If you encounter a good sale at the grocery store on healthy food like whole-wheat bread, chicken, fish, and fresh produce, says Jones Armul, pick up extra and stash it in the freezer.
It's Economics 101: Buying produce that's in season will cut back on costs, because the abundance of supply helps drive down cost, says Jones Armul. Your cheat sheet: Pick up potatoes, cabbage, Brussels sprouts, and leafy greens like kale and spinach during the fall and winter; in the spring and summer, look for peas, asparagus, green beans, zucchini, and melons.
While Jones Armul says that buying organic produce is not a priority for her, she tells clients who prefer organic to look at the "Dirty Dozen" and "Clean 15" lists to decide when the extra cost is worth it.
The Environmental Working Group publishes these lists each year, after testing fruits and veggies for pesticides. The "Dirty Dozen" is the produce that tested highest for pesticides; the "Clean 15" is the produce that has the lowest amount of pesticide load. If you can't afford to eat all organic and want to be exposed to as few pesticides as possible, it's a good idea to pick up organic versions of the "Dirty Dozen" and choose non-organic produce from the "Clean 15" list. The full lists can be found here.
"The old adage is true: Never shop hungry," says Jones Armul. "Hungry shoppers tend to deviate from their grocery list, and one research study linked hungry shopping with buying 23 percent more junk food." As if we need to make it harder for ourselves to resist that tub of Ben & Jerry's! Try snacking on one of these healthy recipes before hitting up the grocery aisles.

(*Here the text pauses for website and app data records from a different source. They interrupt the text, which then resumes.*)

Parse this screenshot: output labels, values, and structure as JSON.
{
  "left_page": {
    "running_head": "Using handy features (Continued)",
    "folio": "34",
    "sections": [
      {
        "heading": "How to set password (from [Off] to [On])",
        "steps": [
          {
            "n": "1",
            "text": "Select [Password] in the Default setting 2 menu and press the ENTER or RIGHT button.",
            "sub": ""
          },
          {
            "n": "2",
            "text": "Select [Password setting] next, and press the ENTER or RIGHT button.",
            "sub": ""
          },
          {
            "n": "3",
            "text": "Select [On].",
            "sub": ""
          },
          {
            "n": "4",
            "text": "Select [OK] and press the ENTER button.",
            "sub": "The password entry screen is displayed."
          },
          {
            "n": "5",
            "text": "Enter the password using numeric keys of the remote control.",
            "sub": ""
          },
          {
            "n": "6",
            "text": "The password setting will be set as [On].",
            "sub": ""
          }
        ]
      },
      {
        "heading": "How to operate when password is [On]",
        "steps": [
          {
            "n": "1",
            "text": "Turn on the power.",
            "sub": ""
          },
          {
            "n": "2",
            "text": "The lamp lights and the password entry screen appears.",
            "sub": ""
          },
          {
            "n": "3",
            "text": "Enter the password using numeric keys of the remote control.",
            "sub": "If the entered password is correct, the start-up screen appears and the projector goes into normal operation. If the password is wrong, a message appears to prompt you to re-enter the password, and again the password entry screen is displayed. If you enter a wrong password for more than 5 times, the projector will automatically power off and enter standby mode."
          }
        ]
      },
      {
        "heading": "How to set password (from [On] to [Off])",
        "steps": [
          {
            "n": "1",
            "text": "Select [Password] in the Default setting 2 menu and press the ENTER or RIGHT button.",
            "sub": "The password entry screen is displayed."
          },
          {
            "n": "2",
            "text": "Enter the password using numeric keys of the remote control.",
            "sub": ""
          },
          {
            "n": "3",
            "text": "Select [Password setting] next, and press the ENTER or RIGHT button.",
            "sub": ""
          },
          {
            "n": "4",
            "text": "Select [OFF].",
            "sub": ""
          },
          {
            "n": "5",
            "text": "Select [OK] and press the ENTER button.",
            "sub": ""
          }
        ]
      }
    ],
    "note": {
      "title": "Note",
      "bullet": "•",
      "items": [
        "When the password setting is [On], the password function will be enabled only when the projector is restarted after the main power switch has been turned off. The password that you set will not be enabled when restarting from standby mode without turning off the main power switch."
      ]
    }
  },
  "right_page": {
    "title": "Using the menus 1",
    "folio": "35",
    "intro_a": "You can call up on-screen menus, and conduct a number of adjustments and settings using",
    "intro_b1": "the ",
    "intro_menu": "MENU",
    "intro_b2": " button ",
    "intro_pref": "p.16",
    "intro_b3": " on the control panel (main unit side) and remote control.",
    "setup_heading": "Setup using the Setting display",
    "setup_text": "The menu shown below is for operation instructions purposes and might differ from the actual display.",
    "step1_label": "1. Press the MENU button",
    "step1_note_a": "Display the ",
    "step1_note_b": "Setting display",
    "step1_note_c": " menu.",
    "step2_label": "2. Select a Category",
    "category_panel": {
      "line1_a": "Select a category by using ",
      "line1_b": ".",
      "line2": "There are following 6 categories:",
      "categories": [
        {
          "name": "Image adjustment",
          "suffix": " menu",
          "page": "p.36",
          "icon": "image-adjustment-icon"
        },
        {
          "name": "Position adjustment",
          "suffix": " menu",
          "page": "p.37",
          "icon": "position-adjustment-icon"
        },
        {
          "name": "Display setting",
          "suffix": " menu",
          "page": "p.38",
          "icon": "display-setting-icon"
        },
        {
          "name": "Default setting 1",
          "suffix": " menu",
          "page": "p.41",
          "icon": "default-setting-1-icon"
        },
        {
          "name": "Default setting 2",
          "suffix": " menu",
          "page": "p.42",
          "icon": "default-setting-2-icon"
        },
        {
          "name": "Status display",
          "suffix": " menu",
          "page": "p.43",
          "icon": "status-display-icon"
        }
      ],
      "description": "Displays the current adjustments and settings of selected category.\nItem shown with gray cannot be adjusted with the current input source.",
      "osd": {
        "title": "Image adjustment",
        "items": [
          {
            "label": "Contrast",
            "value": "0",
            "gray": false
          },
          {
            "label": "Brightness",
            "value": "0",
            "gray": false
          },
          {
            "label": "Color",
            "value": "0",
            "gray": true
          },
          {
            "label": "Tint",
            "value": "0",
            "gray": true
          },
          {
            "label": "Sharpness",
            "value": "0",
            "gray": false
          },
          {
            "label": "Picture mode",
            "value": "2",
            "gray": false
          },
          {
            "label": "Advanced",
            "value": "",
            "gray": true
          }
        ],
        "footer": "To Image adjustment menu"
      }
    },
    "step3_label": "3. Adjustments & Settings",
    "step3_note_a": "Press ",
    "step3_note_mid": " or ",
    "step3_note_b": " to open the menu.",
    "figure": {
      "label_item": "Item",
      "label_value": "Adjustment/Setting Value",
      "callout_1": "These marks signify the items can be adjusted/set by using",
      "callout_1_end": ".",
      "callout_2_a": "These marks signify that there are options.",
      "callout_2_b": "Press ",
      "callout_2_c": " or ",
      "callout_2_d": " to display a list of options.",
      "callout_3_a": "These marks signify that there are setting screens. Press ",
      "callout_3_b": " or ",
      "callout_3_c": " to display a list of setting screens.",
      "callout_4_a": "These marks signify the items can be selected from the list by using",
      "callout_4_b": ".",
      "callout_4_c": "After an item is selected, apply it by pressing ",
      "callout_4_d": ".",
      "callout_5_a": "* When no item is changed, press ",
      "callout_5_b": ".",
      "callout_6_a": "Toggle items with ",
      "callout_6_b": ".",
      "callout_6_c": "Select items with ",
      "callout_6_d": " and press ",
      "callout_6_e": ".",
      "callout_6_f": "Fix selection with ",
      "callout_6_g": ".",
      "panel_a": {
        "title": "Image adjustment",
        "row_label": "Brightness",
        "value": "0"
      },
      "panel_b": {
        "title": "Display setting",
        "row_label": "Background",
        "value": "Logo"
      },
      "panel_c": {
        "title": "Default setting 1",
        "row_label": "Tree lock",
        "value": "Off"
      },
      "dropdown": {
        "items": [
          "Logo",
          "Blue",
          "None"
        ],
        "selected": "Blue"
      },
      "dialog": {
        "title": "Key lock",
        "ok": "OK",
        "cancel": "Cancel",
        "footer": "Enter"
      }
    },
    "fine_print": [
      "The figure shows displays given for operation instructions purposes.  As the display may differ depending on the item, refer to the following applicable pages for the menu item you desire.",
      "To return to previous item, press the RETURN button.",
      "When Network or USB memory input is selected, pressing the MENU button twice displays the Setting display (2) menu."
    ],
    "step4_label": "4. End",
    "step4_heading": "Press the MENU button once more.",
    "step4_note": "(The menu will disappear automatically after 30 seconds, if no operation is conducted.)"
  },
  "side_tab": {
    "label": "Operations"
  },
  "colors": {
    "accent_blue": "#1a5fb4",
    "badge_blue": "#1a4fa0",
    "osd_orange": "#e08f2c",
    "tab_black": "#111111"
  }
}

Do you have any other tricks for eating healthy while on a budget? Share your tips in the comments below!